* To do
Set down each line of the data below exactly as it stands, dropping the pictures.

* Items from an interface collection
───

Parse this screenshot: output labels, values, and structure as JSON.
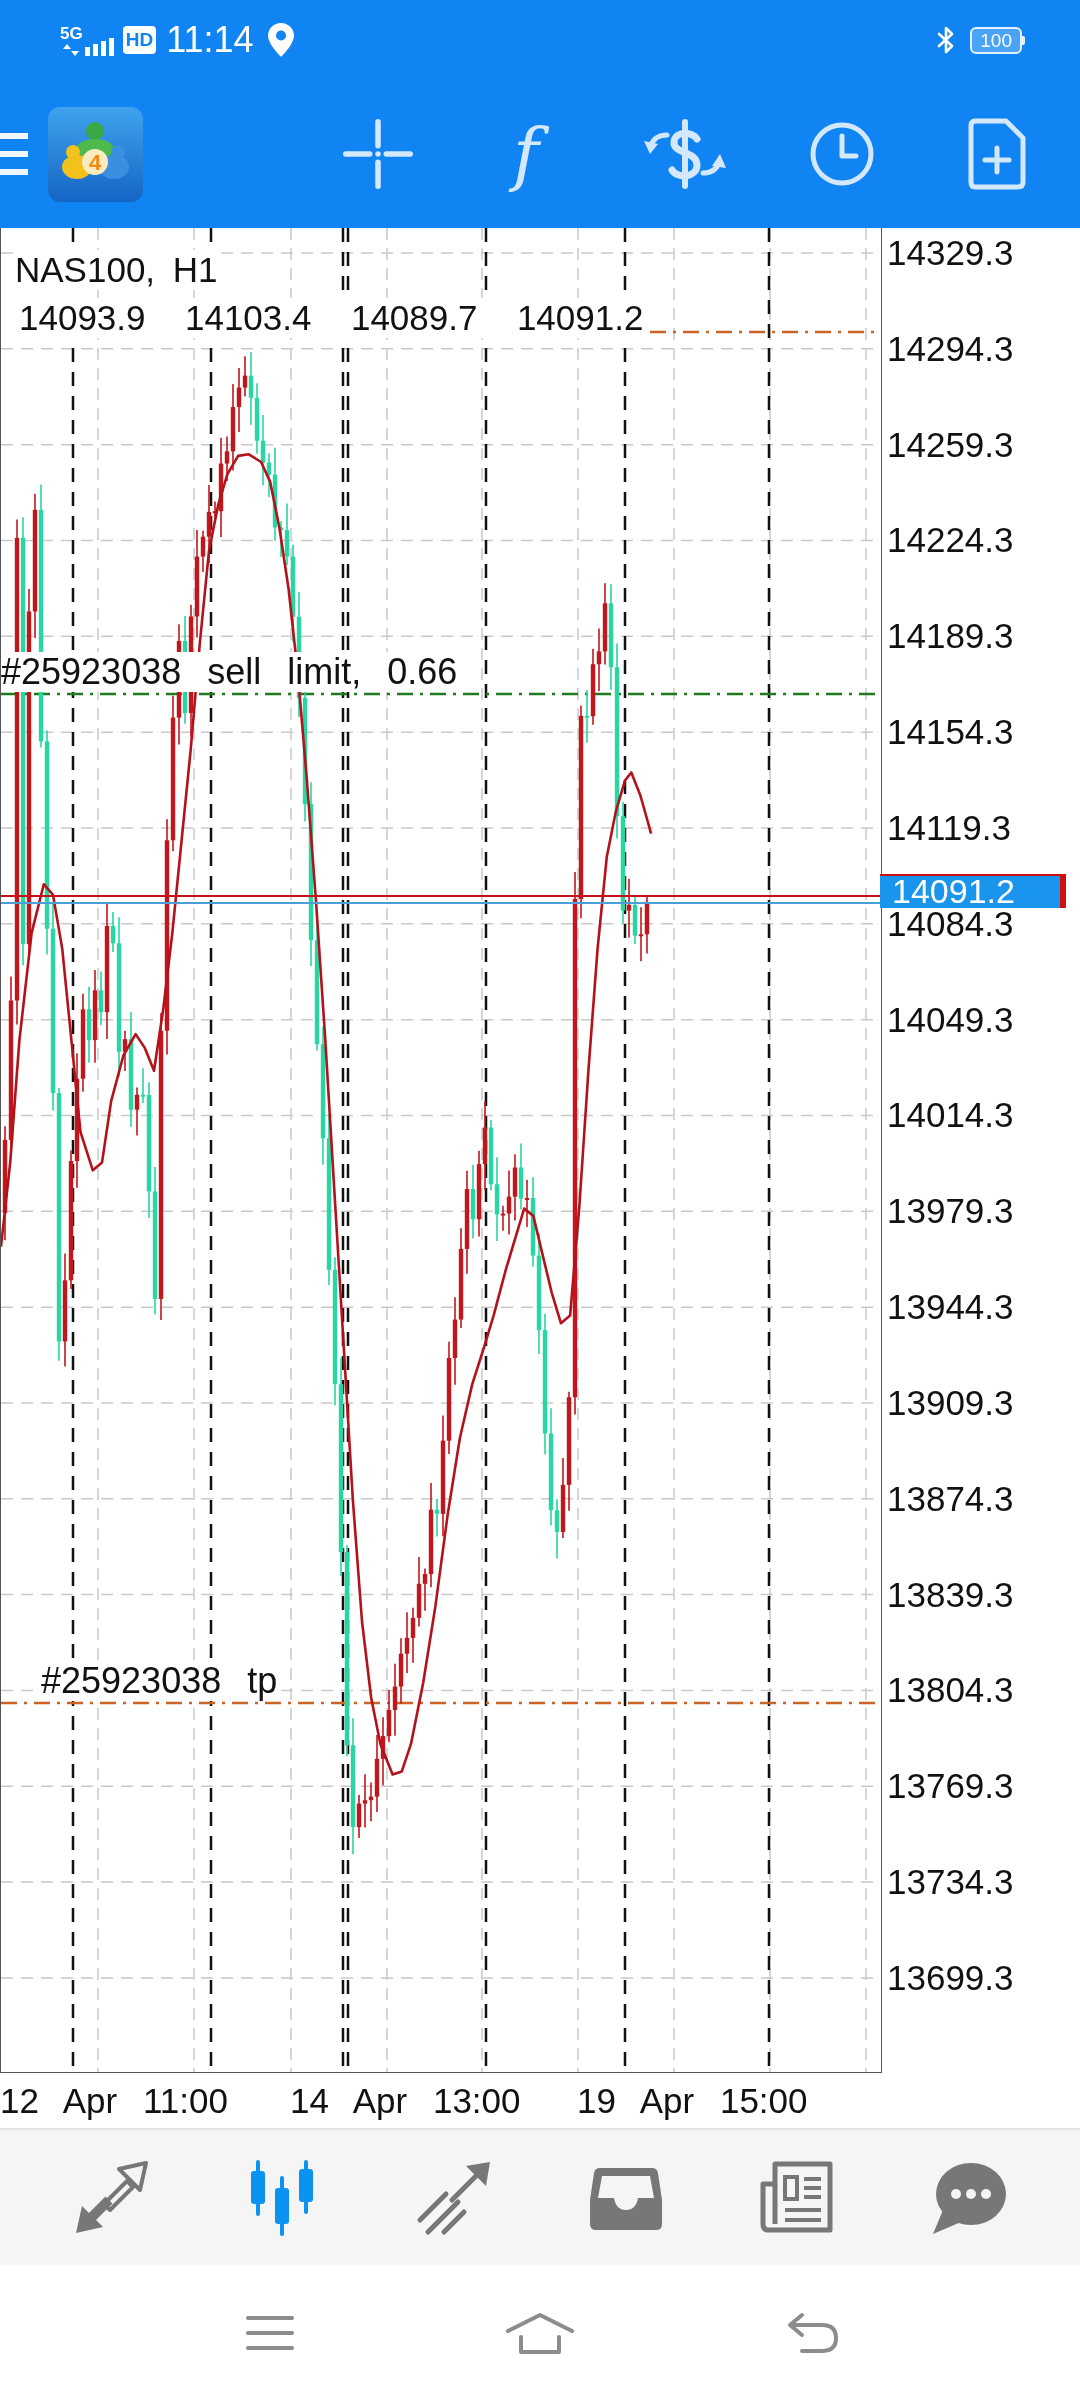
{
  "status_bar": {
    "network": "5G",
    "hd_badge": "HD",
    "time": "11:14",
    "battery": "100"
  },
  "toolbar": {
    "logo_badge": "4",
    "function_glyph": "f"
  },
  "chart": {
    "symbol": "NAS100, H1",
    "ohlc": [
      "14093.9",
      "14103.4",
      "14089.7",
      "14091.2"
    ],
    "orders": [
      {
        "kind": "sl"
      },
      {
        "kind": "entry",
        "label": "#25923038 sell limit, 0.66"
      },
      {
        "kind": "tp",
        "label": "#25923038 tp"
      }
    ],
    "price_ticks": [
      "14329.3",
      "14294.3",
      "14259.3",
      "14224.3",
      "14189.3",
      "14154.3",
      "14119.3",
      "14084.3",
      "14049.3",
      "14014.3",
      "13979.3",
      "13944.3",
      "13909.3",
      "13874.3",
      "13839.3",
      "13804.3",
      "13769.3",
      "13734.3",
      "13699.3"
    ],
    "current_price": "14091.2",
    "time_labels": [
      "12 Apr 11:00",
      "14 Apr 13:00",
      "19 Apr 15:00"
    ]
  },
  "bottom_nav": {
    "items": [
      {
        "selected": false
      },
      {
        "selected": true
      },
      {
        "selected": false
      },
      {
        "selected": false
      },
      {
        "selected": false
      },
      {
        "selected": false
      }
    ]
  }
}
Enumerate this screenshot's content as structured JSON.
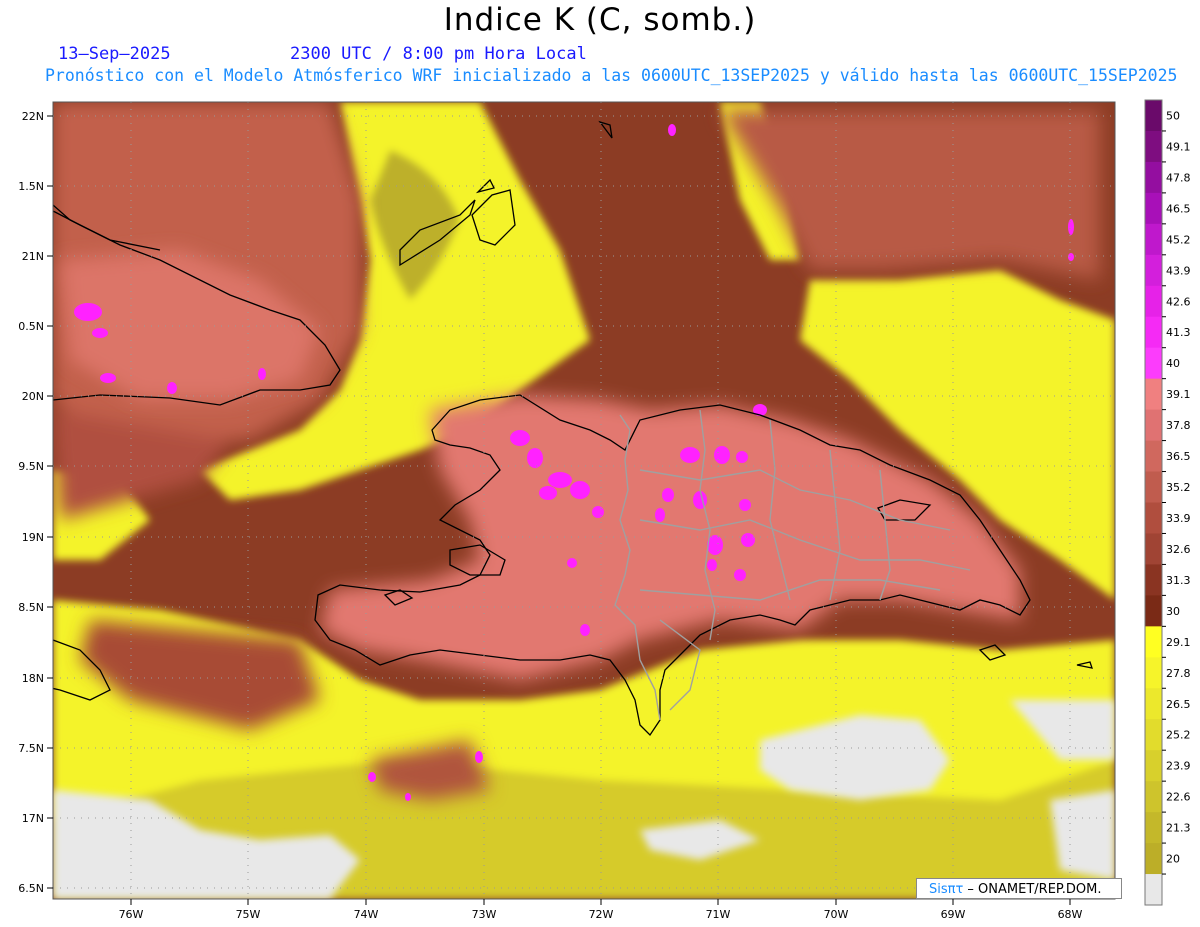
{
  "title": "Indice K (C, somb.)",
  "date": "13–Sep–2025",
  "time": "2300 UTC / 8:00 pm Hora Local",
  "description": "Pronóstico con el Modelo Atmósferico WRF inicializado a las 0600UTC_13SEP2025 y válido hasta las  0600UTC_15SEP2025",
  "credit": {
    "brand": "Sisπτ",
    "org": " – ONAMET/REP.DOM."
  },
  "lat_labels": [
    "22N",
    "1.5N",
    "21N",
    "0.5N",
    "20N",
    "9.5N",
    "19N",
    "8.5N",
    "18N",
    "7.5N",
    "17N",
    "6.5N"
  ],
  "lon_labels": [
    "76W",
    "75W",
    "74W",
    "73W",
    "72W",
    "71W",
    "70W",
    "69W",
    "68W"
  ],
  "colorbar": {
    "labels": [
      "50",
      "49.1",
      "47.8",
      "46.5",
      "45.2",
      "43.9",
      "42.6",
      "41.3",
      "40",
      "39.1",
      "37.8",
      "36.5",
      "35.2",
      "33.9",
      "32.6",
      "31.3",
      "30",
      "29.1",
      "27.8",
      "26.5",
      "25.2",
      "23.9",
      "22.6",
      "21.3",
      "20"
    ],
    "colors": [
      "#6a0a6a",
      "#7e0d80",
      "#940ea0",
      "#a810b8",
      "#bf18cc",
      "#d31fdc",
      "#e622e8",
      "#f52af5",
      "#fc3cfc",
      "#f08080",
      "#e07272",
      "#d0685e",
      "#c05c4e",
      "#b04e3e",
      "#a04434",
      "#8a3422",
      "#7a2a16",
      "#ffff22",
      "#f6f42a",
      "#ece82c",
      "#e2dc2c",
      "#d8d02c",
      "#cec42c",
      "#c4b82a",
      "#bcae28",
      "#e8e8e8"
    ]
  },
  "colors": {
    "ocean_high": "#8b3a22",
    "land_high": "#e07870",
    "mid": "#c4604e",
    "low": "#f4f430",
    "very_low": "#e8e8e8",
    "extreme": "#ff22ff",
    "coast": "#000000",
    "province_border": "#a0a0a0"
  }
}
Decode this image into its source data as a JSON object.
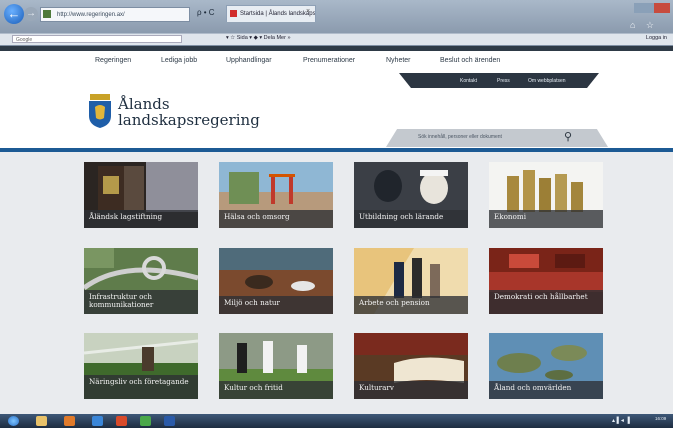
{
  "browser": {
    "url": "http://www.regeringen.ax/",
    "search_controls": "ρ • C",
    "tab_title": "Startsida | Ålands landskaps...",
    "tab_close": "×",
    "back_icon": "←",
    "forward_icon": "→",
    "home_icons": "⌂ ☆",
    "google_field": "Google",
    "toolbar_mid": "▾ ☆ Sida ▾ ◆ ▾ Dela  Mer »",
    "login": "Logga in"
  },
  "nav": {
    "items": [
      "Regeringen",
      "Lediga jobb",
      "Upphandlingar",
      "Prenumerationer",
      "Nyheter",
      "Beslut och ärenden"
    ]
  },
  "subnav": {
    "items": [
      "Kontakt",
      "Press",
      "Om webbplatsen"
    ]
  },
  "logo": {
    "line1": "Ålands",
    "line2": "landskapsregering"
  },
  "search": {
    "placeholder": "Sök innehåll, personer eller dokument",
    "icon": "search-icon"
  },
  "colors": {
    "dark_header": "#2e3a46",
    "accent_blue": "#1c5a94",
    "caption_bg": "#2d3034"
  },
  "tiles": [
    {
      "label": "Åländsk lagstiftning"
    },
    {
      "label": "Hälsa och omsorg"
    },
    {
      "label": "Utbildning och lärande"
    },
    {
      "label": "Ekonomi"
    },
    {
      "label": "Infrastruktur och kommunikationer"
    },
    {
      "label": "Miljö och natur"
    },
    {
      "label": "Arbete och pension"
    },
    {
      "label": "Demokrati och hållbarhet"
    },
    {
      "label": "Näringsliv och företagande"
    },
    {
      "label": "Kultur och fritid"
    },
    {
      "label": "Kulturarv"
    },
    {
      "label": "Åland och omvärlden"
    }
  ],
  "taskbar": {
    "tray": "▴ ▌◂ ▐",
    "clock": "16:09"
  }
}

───

* Exercise solution
Parse this screenshot: output labels, values, and structure as JSON.
{
  "status_bar": {
    "network": "5G",
    "hd_badge": "HD",
    "time": "11:14",
    "battery": "100"
  },
  "toolbar": {
    "logo_badge": "4",
    "function_glyph": "f"
  },
  "chart": {
    "symbol": "NAS100, H1",
    "ohlc": [
      "14093.9",
      "14103.4",
      "14089.7",
      "14091.2"
    ],
    "orders": [
      {
        "kind": "sl"
      },
      {
        "kind": "entry",
        "label": "#25923038 sell limit, 0.66"
      },
      {
        "kind": "tp",
        "label": "#25923038 tp"
      }
    ],
    "price_ticks": [
      "14329.3",
      "14294.3",
      "14259.3",
      "14224.3",
      "14189.3",
      "14154.3",
      "14119.3",
      "14084.3",
      "14049.3",
      "14014.3",
      "13979.3",
      "13944.3",
      "13909.3",
      "13874.3",
      "13839.3",
      "13804.3",
      "13769.3",
      "13734.3",
      "13699.3"
    ],
    "current_price": "14091.2",
    "time_labels": [
      "12 Apr 11:00",
      "14 Apr 13:00",
      "19 Apr 15:00"
    ]
  },
  "bottom_nav": {
    "items": [
      {
        "selected": false
      },
      {
        "selected": true
      },
      {
        "selected": false
      },
      {
        "selected": false
      },
      {
        "selected": false
      },
      {
        "selected": false
      }
    ]
  }
}
Enumerate this screenshot's content as structured JSON.
{
  "title": "Indice K (C, somb.)",
  "date": "13–Sep–2025",
  "time": "2300 UTC / 8:00 pm Hora Local",
  "description": "Pronóstico con el Modelo Atmósferico WRF inicializado a las 0600UTC_13SEP2025 y válido hasta las  0600UTC_15SEP2025",
  "credit": {
    "brand": "Sisπτ",
    "org": " – ONAMET/REP.DOM."
  },
  "lat_labels": [
    "22N",
    "1.5N",
    "21N",
    "0.5N",
    "20N",
    "9.5N",
    "19N",
    "8.5N",
    "18N",
    "7.5N",
    "17N",
    "6.5N"
  ],
  "lon_labels": [
    "76W",
    "75W",
    "74W",
    "73W",
    "72W",
    "71W",
    "70W",
    "69W",
    "68W"
  ],
  "colorbar": {
    "labels": [
      "50",
      "49.1",
      "47.8",
      "46.5",
      "45.2",
      "43.9",
      "42.6",
      "41.3",
      "40",
      "39.1",
      "37.8",
      "36.5",
      "35.2",
      "33.9",
      "32.6",
      "31.3",
      "30",
      "29.1",
      "27.8",
      "26.5",
      "25.2",
      "23.9",
      "22.6",
      "21.3",
      "20"
    ],
    "colors": [
      "#6a0a6a",
      "#7e0d80",
      "#940ea0",
      "#a810b8",
      "#bf18cc",
      "#d31fdc",
      "#e622e8",
      "#f52af5",
      "#fc3cfc",
      "#f08080",
      "#e07272",
      "#d0685e",
      "#c05c4e",
      "#b04e3e",
      "#a04434",
      "#8a3422",
      "#7a2a16",
      "#ffff22",
      "#f6f42a",
      "#ece82c",
      "#e2dc2c",
      "#d8d02c",
      "#cec42c",
      "#c4b82a",
      "#bcae28",
      "#e8e8e8"
    ]
  },
  "colors": {
    "ocean_high": "#8b3a22",
    "land_high": "#e07870",
    "mid": "#c4604e",
    "low": "#f4f430",
    "very_low": "#e8e8e8",
    "extreme": "#ff22ff",
    "coast": "#000000",
    "province_border": "#a0a0a0"
  }
}
Decode this image into its source data as a JSON object.
{
  "browser": {
    "url": "http://www.regeringen.ax/",
    "search_controls": "ρ • C",
    "tab_title": "Startsida | Ålands landskaps...",
    "tab_close": "×",
    "back_icon": "←",
    "forward_icon": "→",
    "home_icons": "⌂ ☆",
    "google_field": "Google",
    "toolbar_mid": "▾ ☆ Sida ▾ ◆ ▾ Dela  Mer »",
    "login": "Logga in"
  },
  "nav": {
    "items": [
      "Regeringen",
      "Lediga jobb",
      "Upphandlingar",
      "Prenumerationer",
      "Nyheter",
      "Beslut och ärenden"
    ]
  },
  "subnav": {
    "items": [
      "Kontakt",
      "Press",
      "Om webbplatsen"
    ]
  },
  "logo": {
    "line1": "Ålands",
    "line2": "landskapsregering"
  },
  "search": {
    "placeholder": "Sök innehåll, personer eller dokument",
    "icon": "search-icon"
  },
  "colors": {
    "dark_header": "#2e3a46",
    "accent_blue": "#1c5a94",
    "caption_bg": "#2d3034"
  },
  "tiles": [
    {
      "label": "Åländsk lagstiftning"
    },
    {
      "label": "Hälsa och omsorg"
    },
    {
      "label": "Utbildning och lärande"
    },
    {
      "label": "Ekonomi"
    },
    {
      "label": "Infrastruktur och kommunikationer"
    },
    {
      "label": "Miljö och natur"
    },
    {
      "label": "Arbete och pension"
    },
    {
      "label": "Demokrati och hållbarhet"
    },
    {
      "label": "Näringsliv och företagande"
    },
    {
      "label": "Kultur och fritid"
    },
    {
      "label": "Kulturarv"
    },
    {
      "label": "Åland och omvärlden"
    }
  ],
  "taskbar": {
    "tray": "▴ ▌◂ ▐",
    "clock": "16:09"
  }
}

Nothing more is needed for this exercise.